She is in a better position, being an expert in many fields, to see the broader ramifications of findings.
Her ass pays the bills while her mouth writes the checks! She can get additional funding and has sway with the higher ups.
Zoe can make sh*t happen, and, with additional funding, Diallo can do all sorts of things like hire better research assistants, use better technology, or, most importantly, extend the project. With childhood development projects it is all about studying the long-term which allows one to make more significant findings. (Also, who cares julia is from a larger university. First of all, bigger isn’t always better. Maybe their psych department is super underfunded because they dump all their money into their football team. Maybe they retain all the rights to any findings by a faculty member- we just don’t know.)
Zoe and Diallo can divide and conquer. Nothing is holding them to going just one way. They can focus on two main aspects, widening the projects overall scope.
Zoe has extensive experience as a team leader and a proven track record of productive and effective research projects. Diallo can lean on her for guidance and insight into team dynamics, effective strategies, time management, dealing with university officials, etc. You name it, Zoe has done it. Julia has no experience leading a team. She has no idea what productive even looks like.
Because Zoe is more interested a different aspect of the project, they can divide the aspects of the project efficiently, and Diallo can really focus on what he cares the most about as opposed to being weighed down by all the other aspects. And he doesn’t even have to worry about if the other sh*t is getting done because it has been shown that Zoe is a boss!
While she may be dogmatic and have her own opinions as to how things should be done, a professional with her experience and personality (cordial & professional) would know how to work with someone who doesn’t necessarily agree (especially if the project is that person’s brain child). I mean, you don’t get to where Zoe has by not knowing your place or how to follow directions just as well as giving them. Also disagreement about large aspects are more likely to be worked out early on. Plus isn’t a little dispute sort of the nature of scientific theory? Diallo doesn’t have time to waste arguing with Julia about every detail. Like who cares about stupid things like where they keep the research binders? Ain’t nobody got time for that sh*t! The devil is in the details.

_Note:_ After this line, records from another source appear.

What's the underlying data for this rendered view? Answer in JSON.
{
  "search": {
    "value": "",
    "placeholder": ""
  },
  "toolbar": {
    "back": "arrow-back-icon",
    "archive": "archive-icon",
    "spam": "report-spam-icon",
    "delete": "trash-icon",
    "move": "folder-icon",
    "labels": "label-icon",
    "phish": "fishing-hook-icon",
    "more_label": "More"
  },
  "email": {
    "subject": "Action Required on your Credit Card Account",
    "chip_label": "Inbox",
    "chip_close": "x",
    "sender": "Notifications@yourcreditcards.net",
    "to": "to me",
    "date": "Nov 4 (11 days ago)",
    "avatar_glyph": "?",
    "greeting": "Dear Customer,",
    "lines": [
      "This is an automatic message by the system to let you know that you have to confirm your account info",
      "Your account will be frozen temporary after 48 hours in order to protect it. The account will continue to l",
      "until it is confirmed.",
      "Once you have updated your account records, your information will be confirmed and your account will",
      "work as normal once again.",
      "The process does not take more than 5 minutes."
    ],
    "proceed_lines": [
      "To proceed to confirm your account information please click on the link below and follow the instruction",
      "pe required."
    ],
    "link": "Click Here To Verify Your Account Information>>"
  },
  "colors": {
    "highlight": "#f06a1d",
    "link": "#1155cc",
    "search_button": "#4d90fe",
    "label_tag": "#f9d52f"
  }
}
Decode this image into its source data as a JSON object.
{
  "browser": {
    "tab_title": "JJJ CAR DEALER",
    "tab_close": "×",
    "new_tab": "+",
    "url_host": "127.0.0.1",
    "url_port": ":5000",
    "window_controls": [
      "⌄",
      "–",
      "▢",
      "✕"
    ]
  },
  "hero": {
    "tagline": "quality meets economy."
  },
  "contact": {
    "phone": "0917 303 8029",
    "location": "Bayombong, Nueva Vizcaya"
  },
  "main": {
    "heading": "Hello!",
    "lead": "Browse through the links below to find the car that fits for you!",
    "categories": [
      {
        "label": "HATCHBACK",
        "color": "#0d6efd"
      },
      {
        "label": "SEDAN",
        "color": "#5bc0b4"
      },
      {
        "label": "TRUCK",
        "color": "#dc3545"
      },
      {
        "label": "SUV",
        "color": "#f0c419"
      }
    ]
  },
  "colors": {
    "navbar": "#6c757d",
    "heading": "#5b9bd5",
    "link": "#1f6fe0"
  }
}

In summation, Diallo should get on his knees and beg Zoe to join him on the project. BEGGGGGGGG!!!!